Website and app data records
Content starts

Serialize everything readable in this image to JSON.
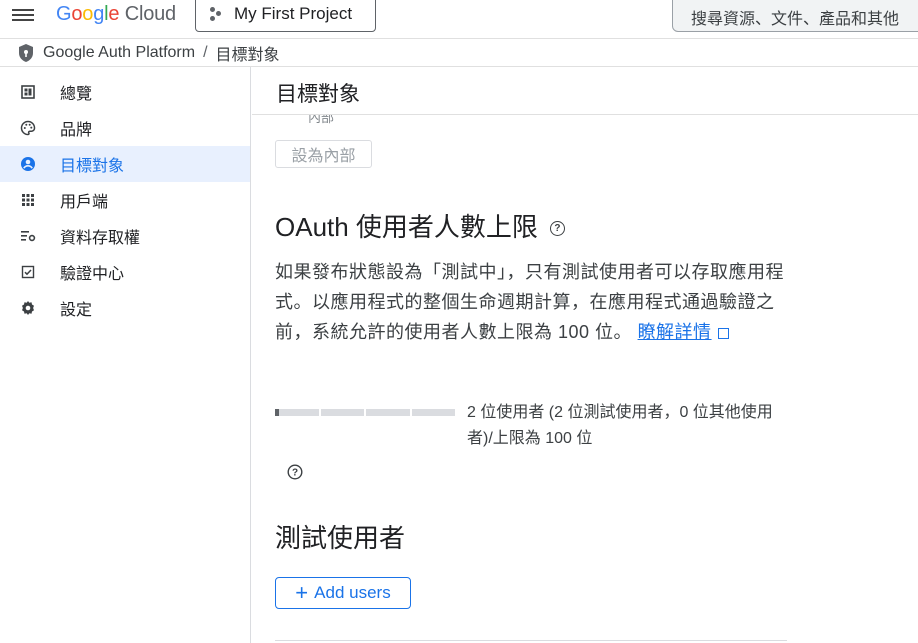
{
  "topbar": {
    "logo_google": [
      "G",
      "o",
      "o",
      "g",
      "l",
      "e"
    ],
    "logo_cloud": "Cloud",
    "project": "My First Project",
    "search_placeholder": "搜尋資源、文件、產品和其他"
  },
  "breadcrumb": {
    "platform": "Google Auth Platform",
    "separator": "/",
    "current": "目標對象"
  },
  "sidebar": {
    "items": [
      {
        "label": "總覽",
        "icon": "dashboard-icon"
      },
      {
        "label": "品牌",
        "icon": "palette-icon"
      },
      {
        "label": "目標對象",
        "icon": "account-circle-icon",
        "active": true
      },
      {
        "label": "用戶端",
        "icon": "apps-grid-icon"
      },
      {
        "label": "資料存取權",
        "icon": "settings-list-icon"
      },
      {
        "label": "驗證中心",
        "icon": "verified-box-icon"
      },
      {
        "label": "設定",
        "icon": "gear-icon"
      }
    ]
  },
  "main": {
    "header": "目標對象",
    "cut_text": "內部",
    "internal_button": "設為內部",
    "oauth_title": "OAuth 使用者人數上限",
    "description": "如果發布狀態設為「測試中」，只有測試使用者可以存取應用程式。以應用程式的整個生命週期計算，在應用程式通過驗證之前，系統允許的使用者人數上限為 100 位。",
    "learn_more": "瞭解詳情",
    "usage_text": "2 位使用者 (2 位測試使用者，0 位其他使用者)/上限為 100 位",
    "usage_fraction": 0.02,
    "test_users_title": "測試使用者",
    "add_users_label": "Add users",
    "add_users_icon": "+"
  },
  "colors": {
    "accent": "#1a73e8",
    "active_bg": "#e8f0fe"
  }
}
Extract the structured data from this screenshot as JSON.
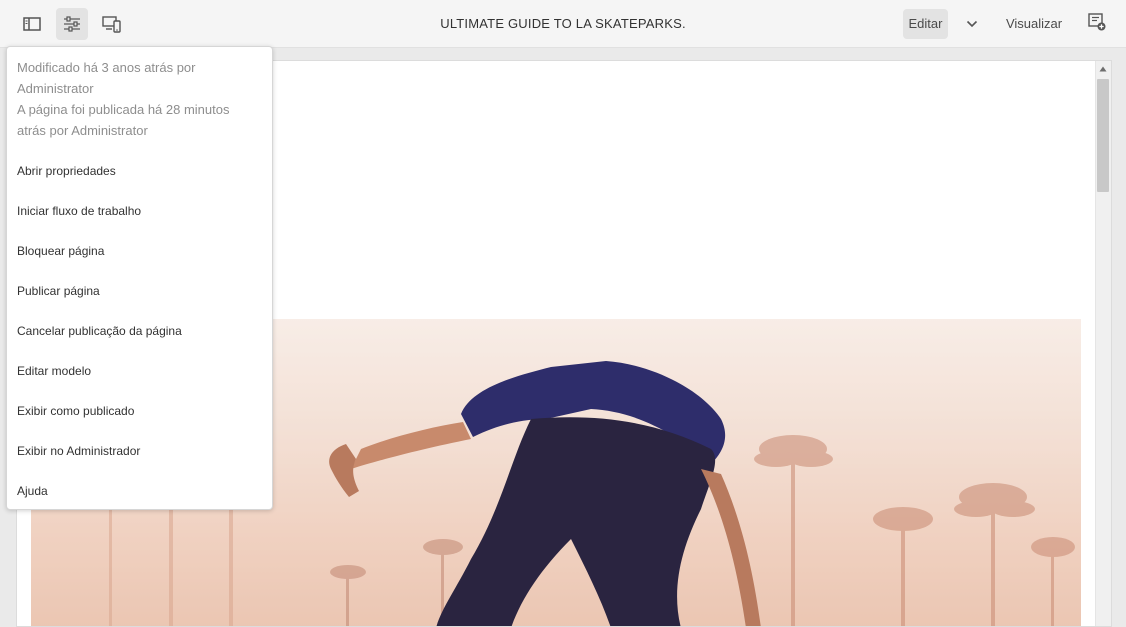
{
  "toolbar": {
    "page_title": "ULTIMATE GUIDE TO LA SKATEPARKS.",
    "edit_label": "Editar",
    "preview_label": "Visualizar",
    "icons": {
      "side_panel": "side-panel-icon",
      "page_information": "sliders-icon",
      "emulator": "device-emulator-icon",
      "mode_dropdown": "chevron-down-icon",
      "annotations": "annotation-add-icon"
    }
  },
  "page_info": {
    "modified": "Modificado há 3 anos atrás por Administrator",
    "published": "A página foi publicada há 28 minutos atrás por Administrator",
    "menu": [
      "Abrir propriedades",
      "Iniciar fluxo de trabalho",
      "Bloquear página",
      "Publicar página",
      "Cancelar publicação da página",
      "Editar modelo",
      "Exibir como publicado",
      "Exibir no Administrador",
      "Ajuda"
    ]
  },
  "colors": {
    "toolbar_bg": "#f5f5f5",
    "active_button_bg": "#e3e3e3",
    "menu_text": "#323232",
    "info_text": "#8e8e8e",
    "shirt": "#2e2d6b",
    "pants": "#2a2440"
  }
}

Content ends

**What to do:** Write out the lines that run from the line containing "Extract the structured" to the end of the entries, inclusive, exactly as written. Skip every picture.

**Answer for this exercise:**
Extract the structured data from this screenshot as JSON.
{
  "toolbar": {
    "page_title": "ULTIMATE GUIDE TO LA SKATEPARKS.",
    "edit_label": "Editar",
    "preview_label": "Visualizar",
    "icons": {
      "side_panel": "side-panel-icon",
      "page_information": "sliders-icon",
      "emulator": "device-emulator-icon",
      "mode_dropdown": "chevron-down-icon",
      "annotations": "annotation-add-icon"
    }
  },
  "page_info": {
    "modified": "Modificado há 3 anos atrás por Administrator",
    "published": "A página foi publicada há 28 minutos atrás por Administrator",
    "menu": [
      "Abrir propriedades",
      "Iniciar fluxo de trabalho",
      "Bloquear página",
      "Publicar página",
      "Cancelar publicação da página",
      "Editar modelo",
      "Exibir como publicado",
      "Exibir no Administrador",
      "Ajuda"
    ]
  },
  "colors": {
    "toolbar_bg": "#f5f5f5",
    "active_button_bg": "#e3e3e3",
    "menu_text": "#323232",
    "info_text": "#8e8e8e",
    "shirt": "#2e2d6b",
    "pants": "#2a2440"
  }
}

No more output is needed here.